During holidays, I was asked by many people to let them know what I wanted as a gift. This happened most often at Christmas. My mom was wonderful when it came to this – she never, ever questioned my list. I tried to ask for things that I needed but weren’t that expensive – towels, wash cloths, dish rags, a pot, sheets for the bed, etc. She always bought the things on the list, and I was so thankful for that.
However, the narcissists that I dealt with were truly the worst gift-givers. I truly appreciate any gift that is given to me, but dealing with gift-giving with this group was a nightmare. One of them would ask for a list, and I would give one to her just like I did with my mom. She would look at the list and get a funny look on her face. Then she would say “I don’t want to get this kind of stuff. I want to get you something fun!” To try to keep the peace, I would tell her to just get me whatever she wanted, and that made her happy. There were times that she even gave the list back to me. The presents that I received from this person almost never went along with my tastes; regardless, I always thanked them and told them that I appreciated the gifts. Most of the time, the gifts would end up in a cabinet or a closet and would stay there for years. I ended up donating quite a few of these gifts to a thrift store.
Narcissists will give gifts that they want to give according to their own tastes. They don’t consider the recipient’s tastes because narcissists are the center of their own world. According to Susan Krauss Whitbourne, PhD. in an article in Psychology today:
“To put it in psychological terms, the poorest gift-givers are likely to be the highest in the personality quality of narcissism, particularly the component of narcissism having to do with empathy.”
She goes on to say that in its extreme form, narcissists will go “off-list” which is exactly what happened in my case.

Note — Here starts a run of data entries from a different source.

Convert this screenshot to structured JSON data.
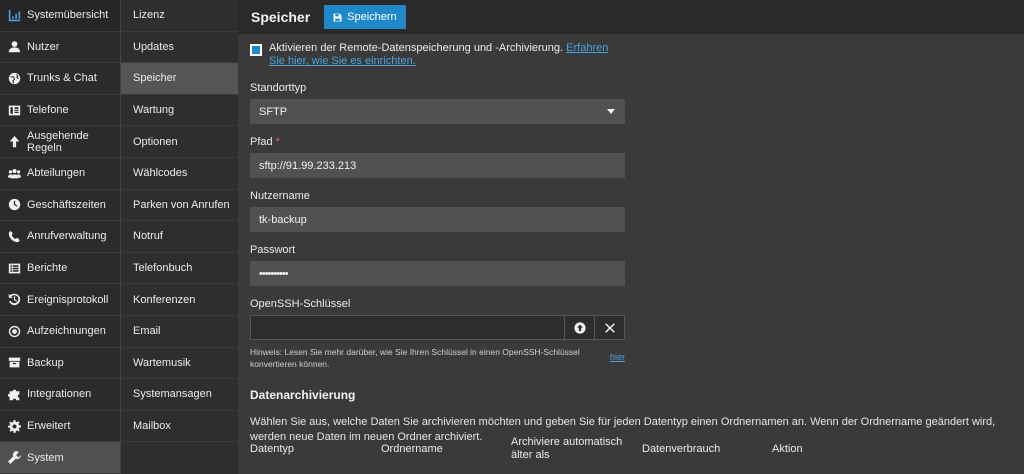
{
  "nav_primary": [
    {
      "label": "Systemübersicht",
      "icon": "dashboard-icon"
    },
    {
      "label": "Nutzer",
      "icon": "user-icon"
    },
    {
      "label": "Trunks & Chat",
      "icon": "globe-icon"
    },
    {
      "label": "Telefone",
      "icon": "phone-book-icon"
    },
    {
      "label": "Ausgehende Regeln",
      "icon": "arrow-up-icon"
    },
    {
      "label": "Abteilungen",
      "icon": "group-icon"
    },
    {
      "label": "Geschäftszeiten",
      "icon": "clock-icon"
    },
    {
      "label": "Anrufverwaltung",
      "icon": "phone-icon"
    },
    {
      "label": "Berichte",
      "icon": "report-icon"
    },
    {
      "label": "Ereignisprotokoll",
      "icon": "history-icon"
    },
    {
      "label": "Aufzeichnungen",
      "icon": "record-icon"
    },
    {
      "label": "Backup",
      "icon": "archive-icon"
    },
    {
      "label": "Integrationen",
      "icon": "puzzle-icon"
    },
    {
      "label": "Erweitert",
      "icon": "gear-icon"
    },
    {
      "label": "System",
      "icon": "wrench-icon"
    }
  ],
  "nav_secondary": [
    "Lizenz",
    "Updates",
    "Speicher",
    "Wartung",
    "Optionen",
    "Wählcodes",
    "Parken von Anrufen",
    "Notruf",
    "Telefonbuch",
    "Konferenzen",
    "Email",
    "Wartemusik",
    "Systemansagen",
    "Mailbox"
  ],
  "header": {
    "title": "Speicher",
    "save_label": "Speichern"
  },
  "enable": {
    "text": "Aktivieren der Remote-Datenspeicherung und -Archivierung.",
    "link": "Erfahren Sie hier, wie Sie es einrichten."
  },
  "form": {
    "storage_type_label": "Standorttyp",
    "storage_type_value": "SFTP",
    "path_label": "Pfad",
    "path_required": "*",
    "path_value": "sftp://91.99.233.213",
    "username_label": "Nutzername",
    "username_value": "tk-backup",
    "password_label": "Passwort",
    "password_value": "••••••••••",
    "ssh_label": "OpenSSH-Schlüssel",
    "ssh_value": "",
    "hint": "Hinweis: Lesen Sie mehr darüber, wie Sie Ihren Schlüssel in einen OpenSSH-Schlüssel konvertieren können.",
    "hint_link": "hier"
  },
  "archive": {
    "title": "Datenarchivierung",
    "description": "Wählen Sie aus, welche Daten Sie archivieren möchten und geben Sie für jeden Datentyp einen Ordnernamen an. Wenn der Ordnername geändert wird, werden neue Daten im neuen Ordner archiviert.",
    "columns": [
      "Datentyp",
      "Ordnername",
      "Archiviere automatisch älter als",
      "Datenverbrauch",
      "Aktion"
    ]
  },
  "colors": {
    "accent": "#1e88c9",
    "link": "#4aa3df"
  }
}
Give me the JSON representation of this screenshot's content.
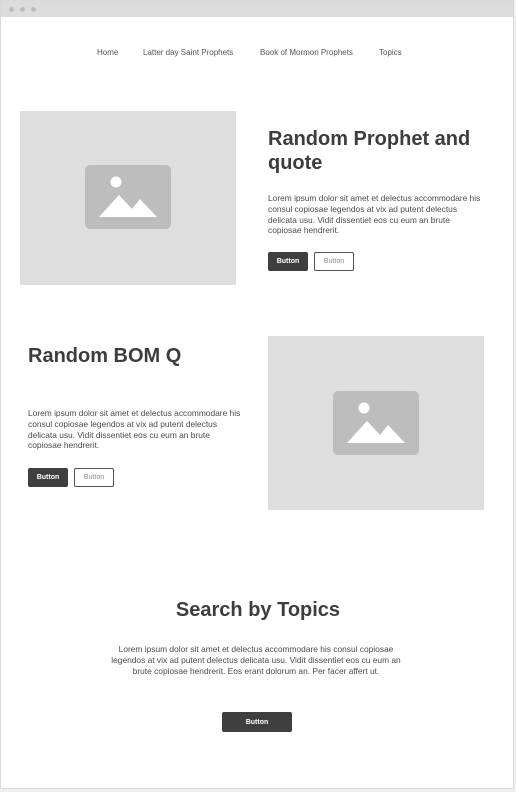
{
  "nav": {
    "items": [
      "Home",
      "Latter day Saint Prophets",
      "Book of Mormon Prophets",
      "Topics"
    ]
  },
  "section1": {
    "title": "Random Prophet and quote",
    "body": "Lorem ipsum dolor sit amet et delectus accommodare his consul copiosae legendos at vix ad putent delectus delicata usu. Vidit dissentiet eos cu eum an brute copiosae hendrerit.",
    "primary_button": "Button",
    "secondary_button": "Button"
  },
  "section2": {
    "title": "Random BOM Q",
    "body": "Lorem ipsum dolor sit amet et delectus accommodare his consul copiosae legendos at vix ad putent delectus delicata usu. Vidit dissentiet eos cu eum an brute copiosae hendrerit.",
    "primary_button": "Button",
    "secondary_button": "Button"
  },
  "section3": {
    "title": "Search by Topics",
    "body": "Lorem ipsum dolor sit amet et delectus accommodare his consul copiosae legendos at vix ad putent delectus delicata usu. Vidit dissentiet eos cu eum an brute copiosae hendrerit. Eos erant dolorum an. Per facer affert ut.",
    "button": "Button"
  },
  "icons": {
    "window_controls": "window-dots-icon",
    "image_placeholder": "image-placeholder-icon"
  },
  "colors": {
    "placeholder": "#dedede",
    "placeholder_icon": "#bdbdbd",
    "dark_button": "#3f3f3f",
    "heading": "#3d3d3d"
  }
}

Narcissists are out to please themselves – they don’t care if they please the recipient. Again, don’t get me wrong. I appreciate all gifts…but it can get difficult when gifts are given to feed a narcissist’s ego rather than just given out of love for the other person.
I look back now and feel like these narcissists were trying to change me into what they wanted me to be. Even the gifts that were given to me were things that they liked, not things that I liked. This ties into one of my previous blogs on the “false-self”. I unknowingly was being molded into someone that they wanted – they were not willing to accept me just as I am. It has been a true blessing to be separated from this family as it has allowed me to progress to self-awareness. I have learned to love my true self, and I have found peace at last!
Lack of empathy is another distinctive feature of someone with narcissistic personality disorder, and that will be discussed in-depth in my next blog.
Happy Memorial Day, everyone!
Whitbourne, Susan K. (2015). The narcissist’s guide to gift-giving. Psychology Today. Retrieved from https://www.psychologytoday.com/blog/fulfillment-any-age/201512/the-narcissist-s-guide-gift-giving